“Moore’s Legislation has been all about miniaturization of gadgets,” says Karin Strauss, a senior scientist at Microsoft and collaborator on the UW venture. “Electronics are nice and can live on, in fact, however molecules are the ultimate frontier with regards to miniaturization.” Chemistry gives an untapped palette of molecular variety—properties corresponding to construction, dimension, cost, and polarity—that may very well be harnessed for info processing.
Within the case of DNA, it’s the construction that does the heavy lifting. Strauss can be working with Ceze to first extract all of the visible options from the crowdsourced pictures, after which map them into strings of As, Ts, Cs, and Gs. Every picture would possibly get tens of hundreds of distinctive DNA segments, each encoding for a curve, or a vertical line, or a patch of blue. Then they will introduce a coded “question,” simply the way in which you’ll kind just a few key phrases into Google search. Besides this question could be a string of DNA that corresponds to a few of these visible options. And every question sequence would get a particular coating of magnetic nanoparticles.

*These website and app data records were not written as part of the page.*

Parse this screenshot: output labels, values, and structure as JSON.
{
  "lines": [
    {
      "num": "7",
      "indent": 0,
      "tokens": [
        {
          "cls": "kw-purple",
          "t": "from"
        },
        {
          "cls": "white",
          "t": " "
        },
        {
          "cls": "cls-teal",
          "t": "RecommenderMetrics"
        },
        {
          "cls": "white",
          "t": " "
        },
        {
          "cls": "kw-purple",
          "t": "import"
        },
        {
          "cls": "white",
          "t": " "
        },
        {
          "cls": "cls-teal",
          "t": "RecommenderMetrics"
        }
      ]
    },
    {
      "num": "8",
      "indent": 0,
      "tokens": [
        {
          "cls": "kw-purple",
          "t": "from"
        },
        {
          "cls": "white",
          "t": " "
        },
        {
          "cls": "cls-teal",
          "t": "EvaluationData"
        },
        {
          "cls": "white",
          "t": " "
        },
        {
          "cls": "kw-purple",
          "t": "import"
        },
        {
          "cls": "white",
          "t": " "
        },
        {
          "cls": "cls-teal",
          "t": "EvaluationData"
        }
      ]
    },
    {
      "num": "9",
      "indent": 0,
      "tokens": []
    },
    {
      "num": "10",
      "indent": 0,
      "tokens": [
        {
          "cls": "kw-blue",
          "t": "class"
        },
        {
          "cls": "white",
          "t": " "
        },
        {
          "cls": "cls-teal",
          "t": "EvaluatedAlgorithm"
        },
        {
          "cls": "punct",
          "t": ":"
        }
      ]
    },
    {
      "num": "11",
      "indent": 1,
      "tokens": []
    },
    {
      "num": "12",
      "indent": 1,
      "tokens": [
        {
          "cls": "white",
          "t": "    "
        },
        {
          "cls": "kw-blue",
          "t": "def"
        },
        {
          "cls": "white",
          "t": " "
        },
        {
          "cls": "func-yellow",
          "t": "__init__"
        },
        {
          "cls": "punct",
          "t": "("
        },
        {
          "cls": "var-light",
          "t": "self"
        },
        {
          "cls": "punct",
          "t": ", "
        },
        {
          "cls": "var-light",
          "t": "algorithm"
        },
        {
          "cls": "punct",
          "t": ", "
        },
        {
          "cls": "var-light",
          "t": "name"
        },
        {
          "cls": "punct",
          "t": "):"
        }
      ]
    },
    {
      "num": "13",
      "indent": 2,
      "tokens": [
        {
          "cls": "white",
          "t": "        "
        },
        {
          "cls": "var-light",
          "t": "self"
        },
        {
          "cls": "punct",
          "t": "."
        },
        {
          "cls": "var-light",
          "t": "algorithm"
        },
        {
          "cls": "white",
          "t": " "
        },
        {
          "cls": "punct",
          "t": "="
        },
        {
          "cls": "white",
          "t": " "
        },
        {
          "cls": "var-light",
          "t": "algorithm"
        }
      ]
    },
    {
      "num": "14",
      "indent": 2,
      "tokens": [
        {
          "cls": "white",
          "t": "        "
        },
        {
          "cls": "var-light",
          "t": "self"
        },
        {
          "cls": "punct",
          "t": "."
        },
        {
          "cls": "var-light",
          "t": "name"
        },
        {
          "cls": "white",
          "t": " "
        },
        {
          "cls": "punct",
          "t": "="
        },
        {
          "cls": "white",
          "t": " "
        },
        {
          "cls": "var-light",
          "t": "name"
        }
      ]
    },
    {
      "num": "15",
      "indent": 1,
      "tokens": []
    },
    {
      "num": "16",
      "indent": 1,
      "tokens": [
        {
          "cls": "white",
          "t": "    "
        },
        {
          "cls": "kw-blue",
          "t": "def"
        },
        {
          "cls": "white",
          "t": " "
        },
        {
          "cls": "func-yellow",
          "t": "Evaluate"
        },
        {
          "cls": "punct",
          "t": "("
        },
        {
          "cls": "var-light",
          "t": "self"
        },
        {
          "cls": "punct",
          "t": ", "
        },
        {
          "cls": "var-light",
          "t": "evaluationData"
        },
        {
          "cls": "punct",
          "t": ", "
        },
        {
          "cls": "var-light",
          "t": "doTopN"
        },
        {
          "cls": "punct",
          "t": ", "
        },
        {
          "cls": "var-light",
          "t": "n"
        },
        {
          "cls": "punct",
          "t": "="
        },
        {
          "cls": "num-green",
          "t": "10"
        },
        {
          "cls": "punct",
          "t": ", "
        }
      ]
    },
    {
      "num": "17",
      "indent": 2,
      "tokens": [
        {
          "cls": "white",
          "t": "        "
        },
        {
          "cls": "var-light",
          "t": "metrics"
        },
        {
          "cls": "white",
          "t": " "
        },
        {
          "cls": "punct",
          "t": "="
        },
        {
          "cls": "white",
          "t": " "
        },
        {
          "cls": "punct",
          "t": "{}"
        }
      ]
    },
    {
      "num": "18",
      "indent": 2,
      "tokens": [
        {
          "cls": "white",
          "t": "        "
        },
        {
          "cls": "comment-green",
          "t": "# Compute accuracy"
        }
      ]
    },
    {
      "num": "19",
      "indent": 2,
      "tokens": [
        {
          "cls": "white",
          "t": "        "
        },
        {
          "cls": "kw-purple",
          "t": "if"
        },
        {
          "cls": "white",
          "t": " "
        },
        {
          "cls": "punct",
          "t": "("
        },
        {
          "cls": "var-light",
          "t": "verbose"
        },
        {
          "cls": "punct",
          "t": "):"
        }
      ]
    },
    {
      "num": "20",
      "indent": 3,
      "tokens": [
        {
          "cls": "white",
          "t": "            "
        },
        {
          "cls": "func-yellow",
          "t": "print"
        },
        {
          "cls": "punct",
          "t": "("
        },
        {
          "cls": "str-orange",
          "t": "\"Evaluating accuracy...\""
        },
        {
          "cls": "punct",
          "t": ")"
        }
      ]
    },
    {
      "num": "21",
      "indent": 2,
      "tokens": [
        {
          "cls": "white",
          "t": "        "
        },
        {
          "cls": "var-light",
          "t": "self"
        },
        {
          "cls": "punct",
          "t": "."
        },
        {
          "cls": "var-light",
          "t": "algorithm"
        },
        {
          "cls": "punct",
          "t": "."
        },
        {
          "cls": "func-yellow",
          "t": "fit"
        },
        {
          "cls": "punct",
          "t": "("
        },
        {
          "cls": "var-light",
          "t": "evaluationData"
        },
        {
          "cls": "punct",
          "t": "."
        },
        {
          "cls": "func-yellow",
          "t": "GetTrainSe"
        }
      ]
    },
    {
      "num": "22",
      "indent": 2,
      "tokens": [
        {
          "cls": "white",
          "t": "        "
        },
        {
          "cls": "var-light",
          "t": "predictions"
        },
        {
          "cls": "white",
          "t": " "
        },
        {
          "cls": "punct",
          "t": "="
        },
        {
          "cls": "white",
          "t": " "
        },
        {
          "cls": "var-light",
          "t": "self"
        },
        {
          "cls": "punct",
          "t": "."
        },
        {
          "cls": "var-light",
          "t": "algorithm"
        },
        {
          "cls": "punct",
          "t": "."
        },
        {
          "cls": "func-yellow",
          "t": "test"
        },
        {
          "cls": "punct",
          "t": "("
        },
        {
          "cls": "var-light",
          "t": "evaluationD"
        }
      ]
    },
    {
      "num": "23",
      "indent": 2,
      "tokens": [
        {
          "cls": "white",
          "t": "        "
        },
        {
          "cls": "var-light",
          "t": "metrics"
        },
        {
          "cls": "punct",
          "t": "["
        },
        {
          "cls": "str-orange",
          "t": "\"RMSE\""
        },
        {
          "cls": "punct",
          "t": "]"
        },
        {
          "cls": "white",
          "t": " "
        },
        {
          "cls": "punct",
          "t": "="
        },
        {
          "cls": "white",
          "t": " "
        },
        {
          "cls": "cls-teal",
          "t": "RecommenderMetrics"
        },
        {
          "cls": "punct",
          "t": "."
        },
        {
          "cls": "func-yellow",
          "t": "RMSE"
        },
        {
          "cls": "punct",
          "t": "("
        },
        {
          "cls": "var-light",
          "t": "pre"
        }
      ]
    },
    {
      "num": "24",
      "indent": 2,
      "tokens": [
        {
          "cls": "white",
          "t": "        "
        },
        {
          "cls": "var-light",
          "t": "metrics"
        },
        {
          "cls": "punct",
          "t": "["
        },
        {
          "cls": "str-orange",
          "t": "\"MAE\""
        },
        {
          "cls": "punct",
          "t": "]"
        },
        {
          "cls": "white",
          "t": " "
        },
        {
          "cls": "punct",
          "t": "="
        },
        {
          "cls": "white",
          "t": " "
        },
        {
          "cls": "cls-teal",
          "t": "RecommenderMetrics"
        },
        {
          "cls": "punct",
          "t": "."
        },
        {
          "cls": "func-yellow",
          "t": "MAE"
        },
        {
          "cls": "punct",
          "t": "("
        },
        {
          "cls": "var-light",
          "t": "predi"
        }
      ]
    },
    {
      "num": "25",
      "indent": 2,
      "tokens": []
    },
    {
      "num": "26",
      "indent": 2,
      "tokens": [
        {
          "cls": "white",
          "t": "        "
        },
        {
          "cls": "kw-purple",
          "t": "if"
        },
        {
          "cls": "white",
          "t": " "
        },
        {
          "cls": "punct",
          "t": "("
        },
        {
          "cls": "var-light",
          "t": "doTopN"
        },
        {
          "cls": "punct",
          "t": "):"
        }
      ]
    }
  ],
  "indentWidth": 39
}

Drop just a few of these in a microtest tube of DNA, the place 10,000 pictures are saved in just a few milliliters, they usually’ll seize all of the sequences which are a match. Then you definately simply want a magnet to haul them out and a sequencer and a few extra algorithms to show them again into visible pictures.
That’s how they hope it would work, anyway. “The core of the Darpa venture is determining which mechanisms are greatest geared up to do molecular processing,” says Ceze. “We’re specializing in visible information as a result of it’s by far the biggest kind of knowledge on this planet. And we expect DNA’s particular binding properties make it well-suited for that. However we’ll see.”
Different researchers are leveraging completely different bodily properties of DNA to encode info. Olgica Milenkovic’s group on the College of Illinois isn’t manufacturing big quantities of artificial DNA, however slightly making small cuts in naturally-occurring bacterial DNA. These modifications could be counted, which makes them basically addition and subtraction operators—one of many constructing blocks for programming languages like Java.
And DNA isn’t the one molecule Darpa is all in favour of. Brenda Rubenstein is a theoretical chemist at Brown, the place she’s labored on quantum computing—encoding bits of knowledge as both atoms, ions, photons, or electrons. However now she’s extending that concept to natural compounds, particularly ones which have a number of locations to connect R-groups—the variable components of molecules, that lend them completely different bodily and chemical properties. Operating completely different reactions modifies these R-groups in predictable methods, which makes them good for computing primary linear algebra equations, says Rubenstein. “They’ve so many properties, there’s an unbelievable capability for storing and processing info,” she says. “I believe small molecules are nearly an apparent alternative for broadening the scope of computing.”
Molecules, like DNA, would possibly show to have some critical benefits over the in silico cutting-edge; they’ve obtained method denser storage potential, final method longer, and should even be capable to course of far more in parallel. However they’re not a silver bullet. DNA, like pc code, can nonetheless be hacked. And it’s onerous to see the way you’d get a soup of small molecule reactions crammed underneath the hood of your smartphone. Nevertheless it’s enjoyable to at the least think about that years from now the Division of Protection could be constructing underground bunkers, not for server farms, however for trays of microscopic glass beads; a nation’s secrets and techniques held in freeze-dried DNA.